# Work to be completed
Give the entries again exactly, every one of them.

# Data items
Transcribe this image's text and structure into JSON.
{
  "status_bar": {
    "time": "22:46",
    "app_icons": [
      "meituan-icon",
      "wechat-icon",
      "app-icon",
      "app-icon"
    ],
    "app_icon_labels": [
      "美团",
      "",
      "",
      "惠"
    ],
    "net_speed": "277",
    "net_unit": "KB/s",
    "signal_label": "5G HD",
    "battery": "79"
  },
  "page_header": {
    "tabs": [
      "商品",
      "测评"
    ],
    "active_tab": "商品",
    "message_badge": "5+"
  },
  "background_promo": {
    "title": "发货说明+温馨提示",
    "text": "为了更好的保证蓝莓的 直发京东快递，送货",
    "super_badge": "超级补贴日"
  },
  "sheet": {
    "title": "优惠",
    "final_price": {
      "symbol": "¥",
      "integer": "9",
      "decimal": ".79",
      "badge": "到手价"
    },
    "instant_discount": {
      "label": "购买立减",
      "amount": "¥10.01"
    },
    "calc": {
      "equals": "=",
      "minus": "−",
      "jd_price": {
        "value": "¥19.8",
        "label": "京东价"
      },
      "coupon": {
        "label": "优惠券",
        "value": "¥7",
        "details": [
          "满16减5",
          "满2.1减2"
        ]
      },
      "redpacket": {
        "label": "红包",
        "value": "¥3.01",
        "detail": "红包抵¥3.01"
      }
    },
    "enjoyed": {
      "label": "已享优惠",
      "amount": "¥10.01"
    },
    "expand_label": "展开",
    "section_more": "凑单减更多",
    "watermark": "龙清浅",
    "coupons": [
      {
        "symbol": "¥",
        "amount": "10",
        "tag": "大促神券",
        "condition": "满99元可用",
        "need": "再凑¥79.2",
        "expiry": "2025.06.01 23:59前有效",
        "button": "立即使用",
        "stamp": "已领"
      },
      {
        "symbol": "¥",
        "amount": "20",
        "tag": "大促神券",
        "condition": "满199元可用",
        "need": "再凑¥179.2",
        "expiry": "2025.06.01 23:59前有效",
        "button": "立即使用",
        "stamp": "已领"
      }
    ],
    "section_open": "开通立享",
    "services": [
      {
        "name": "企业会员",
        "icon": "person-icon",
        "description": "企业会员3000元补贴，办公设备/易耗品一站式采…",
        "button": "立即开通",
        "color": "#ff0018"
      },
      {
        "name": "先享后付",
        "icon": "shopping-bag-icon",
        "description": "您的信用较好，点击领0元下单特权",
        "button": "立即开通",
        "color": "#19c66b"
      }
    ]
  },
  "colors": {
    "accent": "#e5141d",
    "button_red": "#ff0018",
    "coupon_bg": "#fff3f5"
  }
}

# Expected output
Transcribe this image's text and structure into JSON.
{
  "status_bar": {
    "time": "22:46",
    "app_icons": [
      "meituan-icon",
      "wechat-icon",
      "app-icon",
      "app-icon"
    ],
    "app_icon_labels": [
      "美团",
      "",
      "",
      "惠"
    ],
    "net_speed": "277",
    "net_unit": "KB/s",
    "signal_label": "5G HD",
    "battery": "79"
  },
  "page_header": {
    "tabs": [
      "商品",
      "测评"
    ],
    "active_tab": "商品",
    "message_badge": "5+"
  },
  "background_promo": {
    "title": "发货说明+温馨提示",
    "text": "为了更好的保证蓝莓的 直发京东快递，送货",
    "super_badge": "超级补贴日"
  },
  "sheet": {
    "title": "优惠",
    "final_price": {
      "symbol": "¥",
      "integer": "9",
      "decimal": ".79",
      "badge": "到手价"
    },
    "instant_discount": {
      "label": "购买立减",
      "amount": "¥10.01"
    },
    "calc": {
      "equals": "=",
      "minus": "−",
      "jd_price": {
        "value": "¥19.8",
        "label": "京东价"
      },
      "coupon": {
        "label": "优惠券",
        "value": "¥7",
        "details": [
          "满16减5",
          "满2.1减2"
        ]
      },
      "redpacket": {
        "label": "红包",
        "value": "¥3.01",
        "detail": "红包抵¥3.01"
      }
    },
    "enjoyed": {
      "label": "已享优惠",
      "amount": "¥10.01"
    },
    "expand_label": "展开",
    "section_more": "凑单减更多",
    "watermark": "龙清浅",
    "coupons": [
      {
        "symbol": "¥",
        "amount": "10",
        "tag": "大促神券",
        "condition": "满99元可用",
        "need": "再凑¥79.2",
        "expiry": "2025.06.01 23:59前有效",
        "button": "立即使用",
        "stamp": "已领"
      },
      {
        "symbol": "¥",
        "amount": "20",
        "tag": "大促神券",
        "condition": "满199元可用",
        "need": "再凑¥179.2",
        "expiry": "2025.06.01 23:59前有效",
        "button": "立即使用",
        "stamp": "已领"
      }
    ],
    "section_open": "开通立享",
    "services": [
      {
        "name": "企业会员",
        "icon": "person-icon",
        "description": "企业会员3000元补贴，办公设备/易耗品一站式采…",
        "button": "立即开通",
        "color": "#ff0018"
      },
      {
        "name": "先享后付",
        "icon": "shopping-bag-icon",
        "description": "您的信用较好，点击领0元下单特权",
        "button": "立即开通",
        "color": "#19c66b"
      }
    ]
  },
  "colors": {
    "accent": "#e5141d",
    "button_red": "#ff0018",
    "coupon_bg": "#fff3f5"
  }
}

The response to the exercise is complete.